Records from a collection
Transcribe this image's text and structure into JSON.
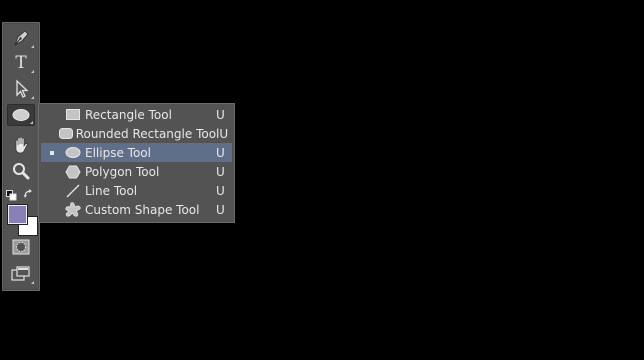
{
  "toolbar": {
    "tools": [
      {
        "name": "pen-tool",
        "icon": "pen-icon"
      },
      {
        "name": "type-tool",
        "icon": "type-icon",
        "glyph": "T"
      },
      {
        "name": "path-selection-tool",
        "icon": "arrow-select-icon"
      },
      {
        "name": "ellipse-tool",
        "icon": "ellipse-icon",
        "active": true
      },
      {
        "name": "hand-tool",
        "icon": "hand-icon"
      },
      {
        "name": "zoom-tool",
        "icon": "magnifier-icon"
      }
    ],
    "foreground_color": "#8a80b8",
    "background_color": "#ffffff"
  },
  "shape_menu": {
    "items": [
      {
        "label": "Rectangle Tool",
        "shortcut": "U",
        "icon": "rectangle-icon",
        "selected": false
      },
      {
        "label": "Rounded Rectangle Tool",
        "shortcut": "U",
        "icon": "rounded-rectangle-icon",
        "selected": false
      },
      {
        "label": "Ellipse Tool",
        "shortcut": "U",
        "icon": "ellipse-icon",
        "selected": true
      },
      {
        "label": "Polygon Tool",
        "shortcut": "U",
        "icon": "polygon-icon",
        "selected": false
      },
      {
        "label": "Line Tool",
        "shortcut": "U",
        "icon": "line-icon",
        "selected": false
      },
      {
        "label": "Custom Shape Tool",
        "shortcut": "U",
        "icon": "custom-shape-icon",
        "selected": false
      }
    ]
  }
}
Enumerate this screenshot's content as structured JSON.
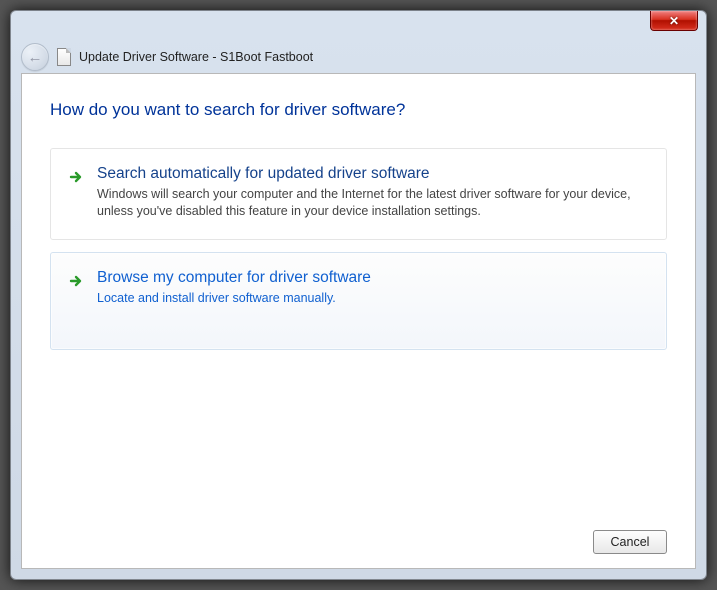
{
  "titlebar": {
    "close_glyph": "✕"
  },
  "breadcrumb": {
    "title": "Update Driver Software - S1Boot Fastboot"
  },
  "heading": "How do you want to search for driver software?",
  "options": [
    {
      "title": "Search automatically for updated driver software",
      "desc": "Windows will search your computer and the Internet for the latest driver software for your device, unless you've disabled this feature in your device installation settings."
    },
    {
      "title": "Browse my computer for driver software",
      "desc": "Locate and install driver software manually."
    }
  ],
  "footer": {
    "cancel_label": "Cancel"
  }
}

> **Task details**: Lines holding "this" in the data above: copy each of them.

> **Answer box**:
Transcribe this image's text and structure into JSON.
Enumerate this screenshot's content as structured JSON.
      "desc": "Windows will search your computer and the Internet for the latest driver software for your device, unless you've disabled this feature in your device installation settings."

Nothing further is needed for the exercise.